The NuvaRing birth control ring is a small, flexible ring that sits inside the vagina. It releases hormones to prevent pregnancy.
As with other forms of hormonal birth control, the NuvaRing does not protect against STIs.
Birth control patch
Individuals can wear a birth control patch on certain parts of the body, such as the stomach, arm, or back. The patch releases the hormones estrogen and progestin through the skin to prevent pregnancy.
The patch does not protect against STIs.
Birth control pill
It is necessary to take 1 pill each day. Some types of pills include a 7-day break after 21 days to allow for a menstrual period. It is important to take the pill on time to prevent pregnancy.
Birth control pills do not protect against STIs.
A condom is a barrier method of contraception. It is a thin, stretchy pouch that a person wears on their penis during sex. Condoms are widely available and effective when used correctly.

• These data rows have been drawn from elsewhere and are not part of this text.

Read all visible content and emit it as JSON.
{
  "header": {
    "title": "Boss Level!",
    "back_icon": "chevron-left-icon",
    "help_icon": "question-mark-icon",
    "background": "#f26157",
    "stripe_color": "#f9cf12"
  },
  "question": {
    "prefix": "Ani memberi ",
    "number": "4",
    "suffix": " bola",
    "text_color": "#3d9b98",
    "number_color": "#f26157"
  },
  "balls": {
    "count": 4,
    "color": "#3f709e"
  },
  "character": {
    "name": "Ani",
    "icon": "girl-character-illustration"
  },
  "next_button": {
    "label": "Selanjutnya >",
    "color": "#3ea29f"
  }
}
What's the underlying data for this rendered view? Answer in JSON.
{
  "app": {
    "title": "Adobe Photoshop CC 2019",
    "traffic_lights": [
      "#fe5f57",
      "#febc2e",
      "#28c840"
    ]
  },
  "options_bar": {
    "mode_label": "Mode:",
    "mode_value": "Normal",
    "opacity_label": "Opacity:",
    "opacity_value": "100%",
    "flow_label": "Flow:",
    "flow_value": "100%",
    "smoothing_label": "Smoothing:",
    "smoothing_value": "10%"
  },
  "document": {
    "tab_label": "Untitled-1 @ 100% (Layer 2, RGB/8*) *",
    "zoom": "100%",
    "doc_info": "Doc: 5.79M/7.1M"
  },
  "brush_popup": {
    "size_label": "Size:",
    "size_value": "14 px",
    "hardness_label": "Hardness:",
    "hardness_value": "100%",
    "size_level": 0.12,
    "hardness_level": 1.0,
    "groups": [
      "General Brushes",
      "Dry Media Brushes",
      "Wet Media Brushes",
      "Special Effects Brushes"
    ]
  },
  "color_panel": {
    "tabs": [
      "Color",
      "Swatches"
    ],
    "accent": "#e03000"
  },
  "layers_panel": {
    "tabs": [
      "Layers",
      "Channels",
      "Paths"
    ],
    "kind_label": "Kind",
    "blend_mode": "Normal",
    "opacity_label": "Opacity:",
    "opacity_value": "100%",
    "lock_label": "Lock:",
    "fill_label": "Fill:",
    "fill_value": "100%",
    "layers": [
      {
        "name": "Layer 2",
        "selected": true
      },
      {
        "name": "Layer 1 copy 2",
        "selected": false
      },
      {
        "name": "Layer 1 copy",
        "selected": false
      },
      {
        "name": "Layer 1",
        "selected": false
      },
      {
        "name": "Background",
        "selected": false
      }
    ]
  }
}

Latex and plastic condoms protect against pregnancy and STIs. Lambskin condoms protect against pregnancy, but not STIs.
Other forms of birth control include:
- birth control sponge
- cervical cap
- family planning method
- permanent methods of birth control, such as tubal ligation and vasectomy
A person can take Plan B emergency contraception as often as necessary to prevent pregnancy. It does not carry any long-term risks, and it will not affect a person’s future fertility.
Short-term side effects are common and include nausea, vomiting, and spotting between periods.
The most significant risk associated with morning-after pill use is the chance of an unwanted pregnancy. This is because it is less reliable than other forms of contraception.
People who wish to prevent pregnancy should discuss other contraceptive options with a doctor.